⟨
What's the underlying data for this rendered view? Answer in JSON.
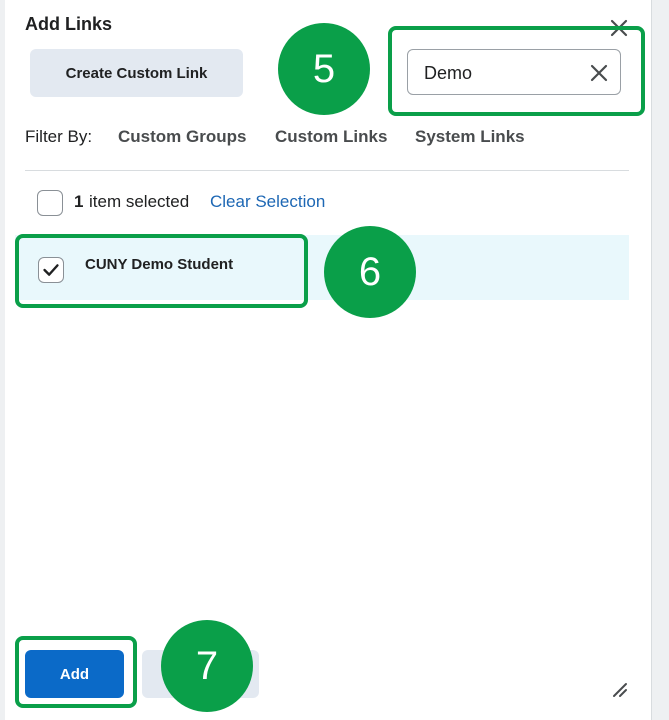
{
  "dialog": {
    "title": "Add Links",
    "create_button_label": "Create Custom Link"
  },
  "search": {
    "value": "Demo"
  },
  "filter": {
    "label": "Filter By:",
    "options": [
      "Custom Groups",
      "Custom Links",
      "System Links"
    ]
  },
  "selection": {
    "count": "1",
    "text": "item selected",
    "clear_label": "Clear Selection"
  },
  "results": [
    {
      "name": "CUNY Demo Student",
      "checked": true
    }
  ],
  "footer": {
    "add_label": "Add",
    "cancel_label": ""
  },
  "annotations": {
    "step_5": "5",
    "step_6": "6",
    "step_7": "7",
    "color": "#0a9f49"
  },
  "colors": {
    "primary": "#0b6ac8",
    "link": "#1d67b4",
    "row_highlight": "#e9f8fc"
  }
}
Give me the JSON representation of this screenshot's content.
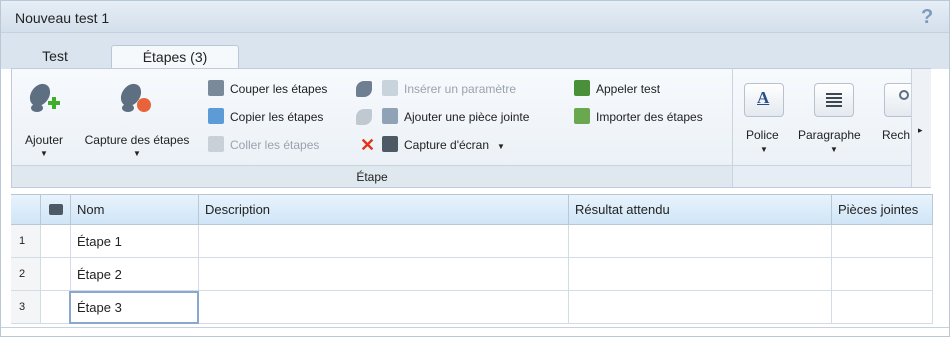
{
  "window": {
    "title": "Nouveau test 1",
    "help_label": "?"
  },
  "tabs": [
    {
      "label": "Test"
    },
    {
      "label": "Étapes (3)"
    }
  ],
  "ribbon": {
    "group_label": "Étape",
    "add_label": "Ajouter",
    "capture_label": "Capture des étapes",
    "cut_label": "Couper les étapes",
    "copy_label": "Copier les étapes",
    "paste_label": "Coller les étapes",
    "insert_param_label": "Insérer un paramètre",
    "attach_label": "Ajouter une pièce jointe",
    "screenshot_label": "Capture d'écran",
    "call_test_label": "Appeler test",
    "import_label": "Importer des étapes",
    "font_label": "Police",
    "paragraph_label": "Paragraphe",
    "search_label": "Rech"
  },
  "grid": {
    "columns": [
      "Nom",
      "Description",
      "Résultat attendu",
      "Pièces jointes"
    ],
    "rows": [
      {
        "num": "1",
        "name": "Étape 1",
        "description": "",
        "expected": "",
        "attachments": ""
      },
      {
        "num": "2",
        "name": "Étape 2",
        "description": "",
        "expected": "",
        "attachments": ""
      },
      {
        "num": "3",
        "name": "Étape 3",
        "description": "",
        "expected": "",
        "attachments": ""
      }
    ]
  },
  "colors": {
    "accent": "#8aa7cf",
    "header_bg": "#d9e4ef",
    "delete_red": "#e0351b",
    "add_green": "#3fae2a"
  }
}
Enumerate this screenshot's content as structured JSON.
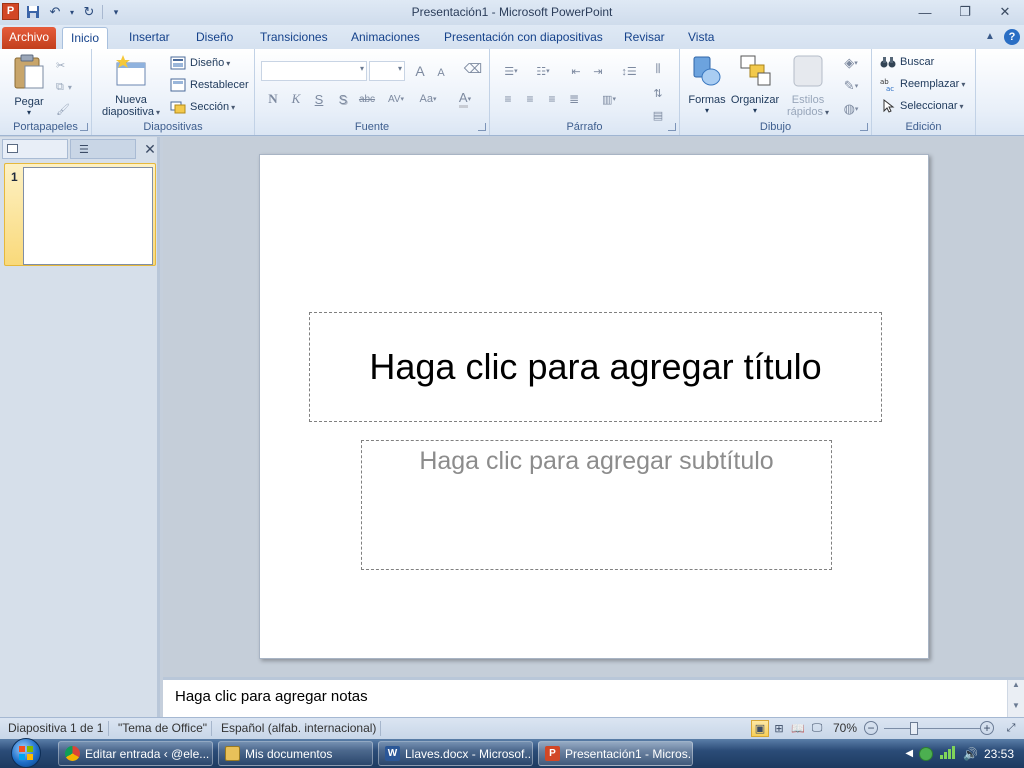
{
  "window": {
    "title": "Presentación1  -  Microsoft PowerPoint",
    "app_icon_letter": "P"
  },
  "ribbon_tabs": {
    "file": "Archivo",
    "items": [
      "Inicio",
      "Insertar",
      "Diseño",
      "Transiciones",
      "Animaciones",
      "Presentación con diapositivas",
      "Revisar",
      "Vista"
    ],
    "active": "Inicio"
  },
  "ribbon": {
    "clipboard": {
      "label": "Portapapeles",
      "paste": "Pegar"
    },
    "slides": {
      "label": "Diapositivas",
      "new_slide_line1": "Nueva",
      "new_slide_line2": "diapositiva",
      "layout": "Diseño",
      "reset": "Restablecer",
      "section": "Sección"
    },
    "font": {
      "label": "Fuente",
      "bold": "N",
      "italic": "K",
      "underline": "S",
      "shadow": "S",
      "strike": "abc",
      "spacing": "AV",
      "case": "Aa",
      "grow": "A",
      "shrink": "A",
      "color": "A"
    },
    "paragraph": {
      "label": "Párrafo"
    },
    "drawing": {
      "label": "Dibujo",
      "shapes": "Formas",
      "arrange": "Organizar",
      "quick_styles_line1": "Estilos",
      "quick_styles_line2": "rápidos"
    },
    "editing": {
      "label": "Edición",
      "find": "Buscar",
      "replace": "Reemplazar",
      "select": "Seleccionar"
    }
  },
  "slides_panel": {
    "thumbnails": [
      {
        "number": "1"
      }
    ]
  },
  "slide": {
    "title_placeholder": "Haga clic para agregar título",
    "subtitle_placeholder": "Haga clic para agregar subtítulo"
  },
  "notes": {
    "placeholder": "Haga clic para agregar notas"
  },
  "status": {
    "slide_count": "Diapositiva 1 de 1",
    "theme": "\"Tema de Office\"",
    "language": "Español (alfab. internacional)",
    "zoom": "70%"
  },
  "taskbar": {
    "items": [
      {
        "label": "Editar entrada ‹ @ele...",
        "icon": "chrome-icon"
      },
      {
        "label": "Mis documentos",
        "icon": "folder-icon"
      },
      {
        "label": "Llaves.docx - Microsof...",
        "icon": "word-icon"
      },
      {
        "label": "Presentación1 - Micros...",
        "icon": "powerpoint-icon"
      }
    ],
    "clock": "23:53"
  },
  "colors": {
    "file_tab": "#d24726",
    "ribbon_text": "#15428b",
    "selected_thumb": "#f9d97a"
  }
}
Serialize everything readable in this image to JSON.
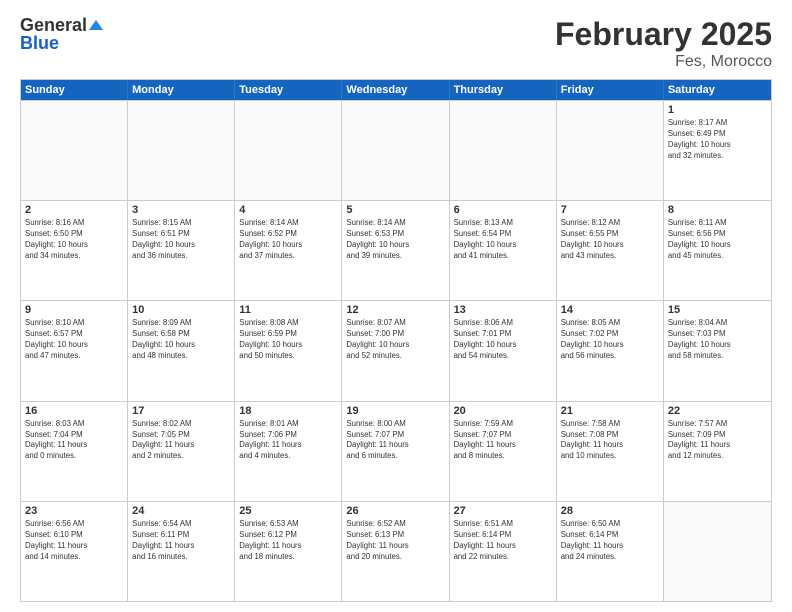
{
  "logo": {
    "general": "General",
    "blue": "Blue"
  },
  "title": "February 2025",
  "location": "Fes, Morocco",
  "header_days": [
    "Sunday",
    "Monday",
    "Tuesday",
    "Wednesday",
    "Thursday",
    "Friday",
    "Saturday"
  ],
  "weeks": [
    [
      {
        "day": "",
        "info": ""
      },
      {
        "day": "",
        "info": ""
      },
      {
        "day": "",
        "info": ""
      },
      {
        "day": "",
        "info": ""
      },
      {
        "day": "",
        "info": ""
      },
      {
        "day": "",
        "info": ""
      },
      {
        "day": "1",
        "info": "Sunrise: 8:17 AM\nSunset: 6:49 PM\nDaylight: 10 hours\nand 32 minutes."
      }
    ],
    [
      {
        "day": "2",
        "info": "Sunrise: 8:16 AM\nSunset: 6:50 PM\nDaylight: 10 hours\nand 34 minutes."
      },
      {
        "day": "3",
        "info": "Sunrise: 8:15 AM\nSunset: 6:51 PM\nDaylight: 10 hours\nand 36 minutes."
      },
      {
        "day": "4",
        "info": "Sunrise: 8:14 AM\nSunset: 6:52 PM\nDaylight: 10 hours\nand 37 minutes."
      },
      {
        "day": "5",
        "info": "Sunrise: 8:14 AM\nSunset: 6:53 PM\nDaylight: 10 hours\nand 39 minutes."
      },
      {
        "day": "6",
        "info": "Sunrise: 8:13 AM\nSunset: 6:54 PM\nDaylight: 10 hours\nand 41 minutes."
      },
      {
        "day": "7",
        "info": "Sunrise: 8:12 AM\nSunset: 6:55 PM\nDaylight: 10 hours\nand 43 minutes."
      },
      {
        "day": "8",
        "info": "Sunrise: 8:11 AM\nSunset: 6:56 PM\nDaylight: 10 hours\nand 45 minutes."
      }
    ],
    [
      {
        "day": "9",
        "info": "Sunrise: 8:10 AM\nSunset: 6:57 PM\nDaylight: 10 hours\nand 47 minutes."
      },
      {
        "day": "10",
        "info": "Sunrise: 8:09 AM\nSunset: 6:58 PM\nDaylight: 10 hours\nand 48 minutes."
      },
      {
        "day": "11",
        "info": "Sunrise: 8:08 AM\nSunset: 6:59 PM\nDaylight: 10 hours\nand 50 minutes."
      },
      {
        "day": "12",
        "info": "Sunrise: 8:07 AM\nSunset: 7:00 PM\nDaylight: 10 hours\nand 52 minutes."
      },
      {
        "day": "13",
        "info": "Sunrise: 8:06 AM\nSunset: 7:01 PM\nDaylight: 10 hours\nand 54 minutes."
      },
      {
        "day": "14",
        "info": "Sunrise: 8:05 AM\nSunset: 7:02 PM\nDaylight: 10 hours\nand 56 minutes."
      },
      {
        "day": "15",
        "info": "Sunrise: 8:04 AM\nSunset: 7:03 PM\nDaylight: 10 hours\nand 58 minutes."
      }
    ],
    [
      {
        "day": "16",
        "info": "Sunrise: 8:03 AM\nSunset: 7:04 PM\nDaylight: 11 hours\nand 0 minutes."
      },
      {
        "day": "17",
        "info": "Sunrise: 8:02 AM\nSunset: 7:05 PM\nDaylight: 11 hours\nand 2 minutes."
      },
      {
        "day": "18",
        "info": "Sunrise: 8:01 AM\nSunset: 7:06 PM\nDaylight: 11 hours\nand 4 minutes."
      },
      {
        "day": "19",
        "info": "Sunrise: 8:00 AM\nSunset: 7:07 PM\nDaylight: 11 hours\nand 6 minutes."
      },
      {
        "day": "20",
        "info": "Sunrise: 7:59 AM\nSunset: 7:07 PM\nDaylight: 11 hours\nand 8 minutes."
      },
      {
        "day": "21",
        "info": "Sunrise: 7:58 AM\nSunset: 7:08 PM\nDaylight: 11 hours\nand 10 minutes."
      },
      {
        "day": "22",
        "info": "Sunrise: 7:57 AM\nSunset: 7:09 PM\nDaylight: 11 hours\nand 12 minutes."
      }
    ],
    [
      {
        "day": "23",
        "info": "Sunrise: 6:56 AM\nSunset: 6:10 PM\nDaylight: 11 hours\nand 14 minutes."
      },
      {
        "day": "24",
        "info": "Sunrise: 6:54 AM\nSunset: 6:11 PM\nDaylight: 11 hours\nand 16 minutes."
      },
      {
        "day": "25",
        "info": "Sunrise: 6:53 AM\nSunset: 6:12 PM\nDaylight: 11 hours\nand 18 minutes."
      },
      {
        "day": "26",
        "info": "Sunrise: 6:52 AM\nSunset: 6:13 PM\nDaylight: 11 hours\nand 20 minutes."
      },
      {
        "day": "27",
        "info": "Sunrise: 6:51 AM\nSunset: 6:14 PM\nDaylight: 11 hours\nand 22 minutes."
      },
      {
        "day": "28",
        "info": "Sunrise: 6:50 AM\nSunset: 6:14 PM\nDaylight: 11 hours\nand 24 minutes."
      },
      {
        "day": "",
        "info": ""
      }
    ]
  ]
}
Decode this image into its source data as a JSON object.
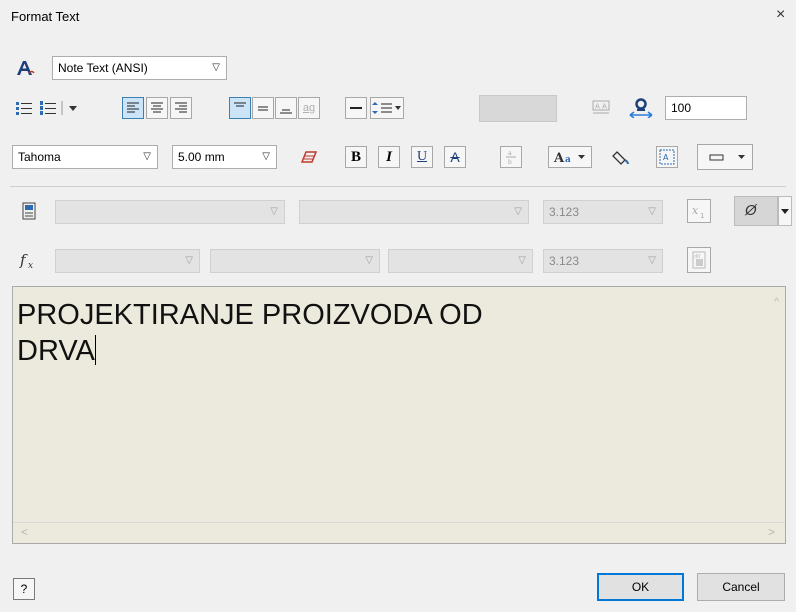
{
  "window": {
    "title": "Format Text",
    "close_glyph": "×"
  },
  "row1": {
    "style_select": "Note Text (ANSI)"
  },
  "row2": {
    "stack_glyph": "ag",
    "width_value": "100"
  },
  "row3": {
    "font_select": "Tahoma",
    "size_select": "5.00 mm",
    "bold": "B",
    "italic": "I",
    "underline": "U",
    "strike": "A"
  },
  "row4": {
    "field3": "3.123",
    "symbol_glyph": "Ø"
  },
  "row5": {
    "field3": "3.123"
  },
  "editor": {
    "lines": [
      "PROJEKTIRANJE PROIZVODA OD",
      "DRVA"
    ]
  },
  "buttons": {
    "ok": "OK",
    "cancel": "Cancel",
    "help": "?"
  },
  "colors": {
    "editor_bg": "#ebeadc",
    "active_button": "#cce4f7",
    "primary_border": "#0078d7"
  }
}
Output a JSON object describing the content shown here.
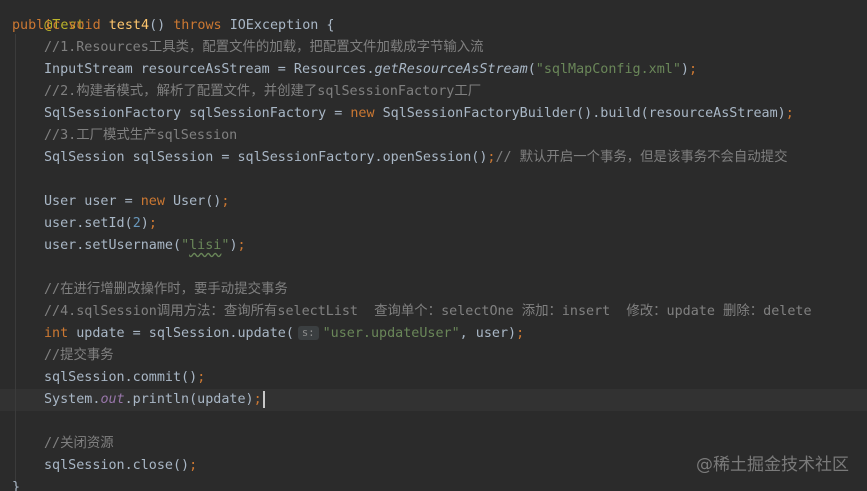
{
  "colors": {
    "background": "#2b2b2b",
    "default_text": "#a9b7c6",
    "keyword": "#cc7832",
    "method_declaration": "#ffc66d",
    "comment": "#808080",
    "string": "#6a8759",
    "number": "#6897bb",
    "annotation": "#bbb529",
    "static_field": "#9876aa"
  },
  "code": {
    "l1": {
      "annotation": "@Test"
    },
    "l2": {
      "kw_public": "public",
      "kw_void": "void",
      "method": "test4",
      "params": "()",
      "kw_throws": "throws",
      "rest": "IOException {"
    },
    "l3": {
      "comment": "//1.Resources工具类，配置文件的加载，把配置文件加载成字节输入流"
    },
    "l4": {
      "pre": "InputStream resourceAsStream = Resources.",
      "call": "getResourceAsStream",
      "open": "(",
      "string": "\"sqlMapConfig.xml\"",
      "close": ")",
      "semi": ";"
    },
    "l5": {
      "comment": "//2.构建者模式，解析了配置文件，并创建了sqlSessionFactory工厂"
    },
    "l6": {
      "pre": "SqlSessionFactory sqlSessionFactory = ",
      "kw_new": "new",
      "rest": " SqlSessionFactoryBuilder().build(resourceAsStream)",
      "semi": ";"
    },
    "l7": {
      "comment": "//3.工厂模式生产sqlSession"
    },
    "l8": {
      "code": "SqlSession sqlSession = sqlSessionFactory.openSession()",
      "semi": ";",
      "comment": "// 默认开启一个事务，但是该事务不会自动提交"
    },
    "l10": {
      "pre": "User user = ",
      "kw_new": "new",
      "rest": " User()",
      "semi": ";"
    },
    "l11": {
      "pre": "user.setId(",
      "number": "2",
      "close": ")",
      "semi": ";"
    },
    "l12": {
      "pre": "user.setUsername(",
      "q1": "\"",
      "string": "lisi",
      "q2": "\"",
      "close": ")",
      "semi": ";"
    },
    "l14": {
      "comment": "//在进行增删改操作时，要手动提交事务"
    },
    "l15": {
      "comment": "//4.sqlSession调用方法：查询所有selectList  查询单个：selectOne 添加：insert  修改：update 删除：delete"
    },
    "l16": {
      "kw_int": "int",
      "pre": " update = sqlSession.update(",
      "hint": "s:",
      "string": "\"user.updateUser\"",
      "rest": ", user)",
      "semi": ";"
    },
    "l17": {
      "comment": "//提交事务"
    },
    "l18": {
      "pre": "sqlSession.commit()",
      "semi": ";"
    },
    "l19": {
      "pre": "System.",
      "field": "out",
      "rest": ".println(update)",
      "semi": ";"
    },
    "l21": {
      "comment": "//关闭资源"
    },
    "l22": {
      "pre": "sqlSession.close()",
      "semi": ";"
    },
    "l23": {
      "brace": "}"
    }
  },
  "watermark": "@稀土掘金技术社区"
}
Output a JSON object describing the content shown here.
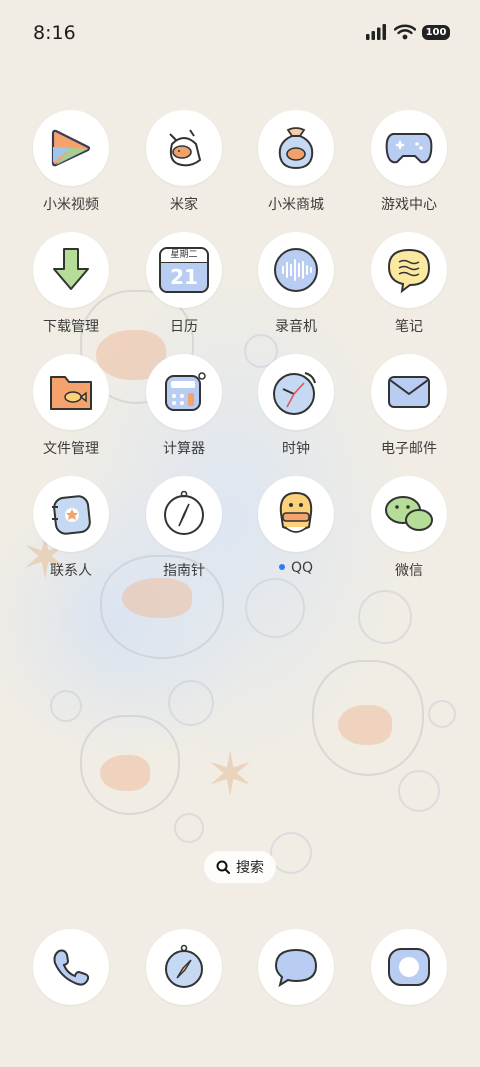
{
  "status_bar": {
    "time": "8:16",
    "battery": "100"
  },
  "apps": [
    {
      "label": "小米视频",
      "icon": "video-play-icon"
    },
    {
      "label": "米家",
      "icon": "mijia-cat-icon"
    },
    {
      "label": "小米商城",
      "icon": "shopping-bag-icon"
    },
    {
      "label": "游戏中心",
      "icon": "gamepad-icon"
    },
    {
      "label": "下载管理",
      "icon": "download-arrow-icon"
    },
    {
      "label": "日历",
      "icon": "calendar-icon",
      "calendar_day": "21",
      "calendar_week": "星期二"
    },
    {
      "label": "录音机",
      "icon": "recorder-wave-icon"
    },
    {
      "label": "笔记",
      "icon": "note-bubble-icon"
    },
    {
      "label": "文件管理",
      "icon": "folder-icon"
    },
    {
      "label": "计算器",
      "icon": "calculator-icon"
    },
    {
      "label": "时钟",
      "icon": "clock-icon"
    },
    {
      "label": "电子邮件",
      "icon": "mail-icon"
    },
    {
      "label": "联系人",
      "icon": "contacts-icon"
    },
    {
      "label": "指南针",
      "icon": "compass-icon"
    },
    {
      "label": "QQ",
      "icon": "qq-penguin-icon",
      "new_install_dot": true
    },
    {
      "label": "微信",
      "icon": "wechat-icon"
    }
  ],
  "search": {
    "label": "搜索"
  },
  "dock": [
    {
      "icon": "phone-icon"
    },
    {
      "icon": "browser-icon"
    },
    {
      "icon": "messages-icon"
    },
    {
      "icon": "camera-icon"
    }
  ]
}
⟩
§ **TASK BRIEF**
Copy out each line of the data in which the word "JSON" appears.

§ **EXPECTED ANSWER**
What's the underlying data for this rendered view? Answer in JSON.
Give me the JSON representation of this screenshot's content.
Enumerate this screenshot's content as structured JSON.
Serialize everything readable in this image to JSON.
Decode this image into its source data as a JSON object.
Output a JSON object describing the content shown here.
Output a JSON object describing the content shown here.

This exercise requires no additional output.